Stored entries
---+---

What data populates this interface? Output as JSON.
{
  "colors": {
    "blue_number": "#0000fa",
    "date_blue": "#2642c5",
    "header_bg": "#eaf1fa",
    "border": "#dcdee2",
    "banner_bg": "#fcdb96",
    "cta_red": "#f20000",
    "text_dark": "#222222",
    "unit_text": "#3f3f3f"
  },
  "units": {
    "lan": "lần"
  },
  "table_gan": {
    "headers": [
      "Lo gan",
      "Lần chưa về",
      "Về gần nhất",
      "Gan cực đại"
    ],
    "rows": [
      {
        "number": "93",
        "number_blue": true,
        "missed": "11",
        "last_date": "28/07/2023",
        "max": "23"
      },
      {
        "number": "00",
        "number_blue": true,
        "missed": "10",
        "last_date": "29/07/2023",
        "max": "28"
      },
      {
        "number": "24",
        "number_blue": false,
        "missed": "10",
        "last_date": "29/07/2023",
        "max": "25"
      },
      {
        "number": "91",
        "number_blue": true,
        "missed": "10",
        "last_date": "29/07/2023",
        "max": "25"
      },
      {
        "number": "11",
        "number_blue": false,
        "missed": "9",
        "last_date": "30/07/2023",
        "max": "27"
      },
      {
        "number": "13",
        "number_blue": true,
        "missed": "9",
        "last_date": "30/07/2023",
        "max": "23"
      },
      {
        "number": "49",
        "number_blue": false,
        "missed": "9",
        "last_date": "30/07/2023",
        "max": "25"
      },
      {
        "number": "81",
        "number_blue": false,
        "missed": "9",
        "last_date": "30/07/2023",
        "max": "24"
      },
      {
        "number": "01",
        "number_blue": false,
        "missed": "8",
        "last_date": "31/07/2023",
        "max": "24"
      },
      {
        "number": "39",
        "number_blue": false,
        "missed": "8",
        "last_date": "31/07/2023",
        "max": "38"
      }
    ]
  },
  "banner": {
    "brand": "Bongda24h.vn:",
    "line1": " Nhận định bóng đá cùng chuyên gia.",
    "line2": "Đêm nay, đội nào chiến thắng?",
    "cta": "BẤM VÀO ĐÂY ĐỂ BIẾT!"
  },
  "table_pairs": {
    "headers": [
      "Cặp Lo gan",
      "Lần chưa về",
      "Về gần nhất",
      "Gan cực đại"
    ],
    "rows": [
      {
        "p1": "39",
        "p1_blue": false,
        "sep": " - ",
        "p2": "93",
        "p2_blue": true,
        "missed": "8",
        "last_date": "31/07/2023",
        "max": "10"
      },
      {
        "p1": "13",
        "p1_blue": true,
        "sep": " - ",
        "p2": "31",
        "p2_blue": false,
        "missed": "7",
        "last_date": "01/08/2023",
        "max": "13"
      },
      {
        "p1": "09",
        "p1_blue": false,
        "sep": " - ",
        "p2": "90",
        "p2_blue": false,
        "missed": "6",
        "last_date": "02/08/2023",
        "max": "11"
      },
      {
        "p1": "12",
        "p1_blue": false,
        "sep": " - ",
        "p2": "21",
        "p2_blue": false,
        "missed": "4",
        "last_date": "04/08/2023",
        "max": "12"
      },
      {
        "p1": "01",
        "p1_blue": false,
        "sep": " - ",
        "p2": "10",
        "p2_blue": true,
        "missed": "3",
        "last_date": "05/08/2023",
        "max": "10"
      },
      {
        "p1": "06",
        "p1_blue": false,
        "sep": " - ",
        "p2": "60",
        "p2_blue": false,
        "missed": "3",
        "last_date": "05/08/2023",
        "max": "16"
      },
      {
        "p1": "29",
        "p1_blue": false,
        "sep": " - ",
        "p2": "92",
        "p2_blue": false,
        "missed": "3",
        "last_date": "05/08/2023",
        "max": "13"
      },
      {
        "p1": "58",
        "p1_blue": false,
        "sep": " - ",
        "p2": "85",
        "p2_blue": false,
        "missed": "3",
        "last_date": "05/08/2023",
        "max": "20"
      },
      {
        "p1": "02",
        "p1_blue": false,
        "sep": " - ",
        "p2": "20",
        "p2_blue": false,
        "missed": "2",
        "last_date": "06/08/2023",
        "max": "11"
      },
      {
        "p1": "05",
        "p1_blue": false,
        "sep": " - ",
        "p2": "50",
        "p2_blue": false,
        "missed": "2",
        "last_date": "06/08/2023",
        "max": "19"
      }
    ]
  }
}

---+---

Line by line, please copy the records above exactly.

Result:
What data populates this interface? Output as JSON.
{
  "colors": {
    "blue_number": "#0000fa",
    "date_blue": "#2642c5",
    "header_bg": "#eaf1fa",
    "border": "#dcdee2",
    "banner_bg": "#fcdb96",
    "cta_red": "#f20000",
    "text_dark": "#222222",
    "unit_text": "#3f3f3f"
  },
  "units": {
    "lan": "lần"
  },
  "table_gan": {
    "headers": [
      "Lo gan",
      "Lần chưa về",
      "Về gần nhất",
      "Gan cực đại"
    ],
    "rows": [
      {
        "number": "93",
        "number_blue": true,
        "missed": "11",
        "last_date": "28/07/2023",
        "max": "23"
      },
      {
        "number": "00",
        "number_blue": true,
        "missed": "10",
        "last_date": "29/07/2023",
        "max": "28"
      },
      {
        "number": "24",
        "number_blue": false,
        "missed": "10",
        "last_date": "29/07/2023",
        "max": "25"
      },
      {
        "number": "91",
        "number_blue": true,
        "missed": "10",
        "last_date": "29/07/2023",
        "max": "25"
      },
      {
        "number": "11",
        "number_blue": false,
        "missed": "9",
        "last_date": "30/07/2023",
        "max": "27"
      },
      {
        "number": "13",
        "number_blue": true,
        "missed": "9",
        "last_date": "30/07/2023",
        "max": "23"
      },
      {
        "number": "49",
        "number_blue": false,
        "missed": "9",
        "last_date": "30/07/2023",
        "max": "25"
      },
      {
        "number": "81",
        "number_blue": false,
        "missed": "9",
        "last_date": "30/07/2023",
        "max": "24"
      },
      {
        "number": "01",
        "number_blue": false,
        "missed": "8",
        "last_date": "31/07/2023",
        "max": "24"
      },
      {
        "number": "39",
        "number_blue": false,
        "missed": "8",
        "last_date": "31/07/2023",
        "max": "38"
      }
    ]
  },
  "banner": {
    "brand": "Bongda24h.vn:",
    "line1": " Nhận định bóng đá cùng chuyên gia.",
    "line2": "Đêm nay, đội nào chiến thắng?",
    "cta": "BẤM VÀO ĐÂY ĐỂ BIẾT!"
  },
  "table_pairs": {
    "headers": [
      "Cặp Lo gan",
      "Lần chưa về",
      "Về gần nhất",
      "Gan cực đại"
    ],
    "rows": [
      {
        "p1": "39",
        "p1_blue": false,
        "sep": " - ",
        "p2": "93",
        "p2_blue": true,
        "missed": "8",
        "last_date": "31/07/2023",
        "max": "10"
      },
      {
        "p1": "13",
        "p1_blue": true,
        "sep": " - ",
        "p2": "31",
        "p2_blue": false,
        "missed": "7",
        "last_date": "01/08/2023",
        "max": "13"
      },
      {
        "p1": "09",
        "p1_blue": false,
        "sep": " - ",
        "p2": "90",
        "p2_blue": false,
        "missed": "6",
        "last_date": "02/08/2023",
        "max": "11"
      },
      {
        "p1": "12",
        "p1_blue": false,
        "sep": " - ",
        "p2": "21",
        "p2_blue": false,
        "missed": "4",
        "last_date": "04/08/2023",
        "max": "12"
      },
      {
        "p1": "01",
        "p1_blue": false,
        "sep": " - ",
        "p2": "10",
        "p2_blue": true,
        "missed": "3",
        "last_date": "05/08/2023",
        "max": "10"
      },
      {
        "p1": "06",
        "p1_blue": false,
        "sep": " - ",
        "p2": "60",
        "p2_blue": false,
        "missed": "3",
        "last_date": "05/08/2023",
        "max": "16"
      },
      {
        "p1": "29",
        "p1_blue": false,
        "sep": " - ",
        "p2": "92",
        "p2_blue": false,
        "missed": "3",
        "last_date": "05/08/2023",
        "max": "13"
      },
      {
        "p1": "58",
        "p1_blue": false,
        "sep": " - ",
        "p2": "85",
        "p2_blue": false,
        "missed": "3",
        "last_date": "05/08/2023",
        "max": "20"
      },
      {
        "p1": "02",
        "p1_blue": false,
        "sep": " - ",
        "p2": "20",
        "p2_blue": false,
        "missed": "2",
        "last_date": "06/08/2023",
        "max": "11"
      },
      {
        "p1": "05",
        "p1_blue": false,
        "sep": " - ",
        "p2": "50",
        "p2_blue": false,
        "missed": "2",
        "last_date": "06/08/2023",
        "max": "19"
      }
    ]
  }
}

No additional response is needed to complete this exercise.